Identifying your target audience makes your business more efficient and therefore more profitable.

Looking just at the marketing perspective, finding a perfect demographic to pitch your product to can reduce spend wasted on people less likely to buy. On a more business-wide scale, knowing your target audience maximizes the results of every task performed. You can then churn out more profits with less effort, giving you the cushion you need to grow and evolve.

But how do you even know what your target audience might look like? In truth, the only way to know for sure is through experimentation and trial-and-error. Even then, your target market can be a moving target as your company evolves or your industry changes.

Despite these challenges, there are five reliable steps you can use to narrow down your audience and discover the perfect target audience for your business.

1. Look to Your Customer Base

Your existing customer base will include your target audience 99 percent of the time. Defining customers who provide your company with the most value can help you refine your targeting parameters towards your biggest profit generators.

To start, look at your data. Each customer should have a purchase history stretching back to your first interaction. Try to identify customers who:

  • Have spent the most over their lifetime
  • Spent the most per quarter (or month/week/etc.) over the last two years
  • Provide the most referrals
  • Have the most consistently positive feedback

You can also look for more subjective traits, like who:

  • Has the most measurable, positive benefits from your product?
  • Does your team like interacting with the most?
  • Seems to have the easiest onboarding process?
  • Has the most growth potential?
  • Evangelizes your brand most vocally?

If you can find a dozen to a 100 clients that share all of the above traits, then you are sitting on a gold mine of data. However, chances are that most clients fit more easily into some criteria than others. In that case, try to identify a few standout customers in each category.

Once you have identified these individuals, you can perform an analysis to discover the strongest correlating factors between them, which we will describe below.

2. Look to Your Competitors

If you lack a large enough volume of current customers — or if you just want to find inspiration — your competitors are also a great source of targeting ideas.

Chances are that you won’t have access to their data, but you can make subjective observations for all of the criteria above. You can also analyze their marketing materials and campaign approach to make educated guesses as to their target audience.

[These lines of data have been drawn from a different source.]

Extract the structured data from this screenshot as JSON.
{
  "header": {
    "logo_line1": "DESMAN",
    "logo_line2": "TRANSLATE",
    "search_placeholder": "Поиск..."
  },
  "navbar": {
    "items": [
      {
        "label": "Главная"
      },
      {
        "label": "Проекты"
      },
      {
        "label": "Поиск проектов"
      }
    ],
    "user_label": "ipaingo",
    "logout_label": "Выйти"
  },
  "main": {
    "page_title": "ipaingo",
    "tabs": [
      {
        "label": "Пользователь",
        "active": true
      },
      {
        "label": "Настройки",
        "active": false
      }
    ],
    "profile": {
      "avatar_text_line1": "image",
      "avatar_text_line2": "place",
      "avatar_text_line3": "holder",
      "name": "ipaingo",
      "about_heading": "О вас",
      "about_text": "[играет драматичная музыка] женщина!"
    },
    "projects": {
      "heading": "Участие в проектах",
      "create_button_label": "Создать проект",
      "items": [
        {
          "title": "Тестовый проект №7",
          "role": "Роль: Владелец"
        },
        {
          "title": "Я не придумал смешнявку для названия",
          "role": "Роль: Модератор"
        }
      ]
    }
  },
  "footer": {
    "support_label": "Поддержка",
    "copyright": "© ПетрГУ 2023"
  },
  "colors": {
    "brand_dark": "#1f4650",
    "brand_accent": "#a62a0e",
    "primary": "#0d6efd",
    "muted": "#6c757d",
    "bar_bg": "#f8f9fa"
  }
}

Business owners in a highly competitive market may want to use the traits of their competitors’ target audience as a counter-example so they can carve out a niche. For instance, if you provide consulting for an industry where no one pays attention to small firms, these small guys could be your niche.

Typically, there is room to grow in a given industry, so you may want to instead copy your competitors’ approach outright if this is the case.

3. Market Research

Many industries have rich troves of data from market research studies and reports. Google search within your own industry to find the highest-value customers based on statistics and data analytics.

This information may be too general to apply to your local market or niche approach, but it at least provides a benchmark.

4. Perform a Psychographic Study to Look for Similar Traits

Once you have a few sample clients from your roster and/or your competitors, you can begin to make observations.

Look for similarities in service area (if B2B) or lifestyle (if B2C) as well as income, interests and — most importantly — motivators. Motivators are things that prompt your customers to buy, and can include:

  • Pain points
  • Desired benefits/goals accomplished
  • Features that provide a “wow!” factor
  • Aspects that cause them to walk away (business “turn offs”)
  • Brands/products/services they might be loyal to

If you have a social media following of 300 – 1,000 people, you may even be able to generate a report on your audience to find these things out verbatim. You can look to Facebook’s “Audience Insights” feature, for instance, to see demographics on age, gender, and other pages/brands they “like.”

5. Constructing a Target Audience Persona

Once you have identified a few key qualifying traits of your target audience, you will want to imagine a specific person — called a persona — who serves as a template for who you want your marketing to talk to.

For instance, let’s say you offer software that helps small businesses track and manage inventory. Your target market might be:

  • Retail-focused businesses
  • Earn <$5 million a year
  • <12 locations, all within a specific region
  • Have their own stock room, but can’t manage it well
  • Potentially losing money on lost items, poor shelf stocking, defective stock

A related persona can be:

  • Alex the business owner and/or operations manager
  • 80% likely to be between 30 – 45 years old
  • Likely to earn between $50k and $75k a year
  • Tired of stockroom mistakes costing them money
  • Hates how disorganized everything feels
  • Would love a low-cost solution that puts their business on the right track

This persona serves as a vivid guideline and blueprint for all your marketing activities. It can affect digital ad targeting, the tone of your messaging and the features you choose to highlight.

In this way, measuring data and transforming it into a fully fledged (yet imaginary) human being can serve as a guiding beacon to make your marketing decisions more clear.

However, you should always test out other possible target audiences or variables to your buyer persona to see if you can discover a new or better-defined niche over time. Scrutinize your conclusions, look to the data, and think from a persona-focused perspective, and pinpointing your true target audience will be easier than you imagined!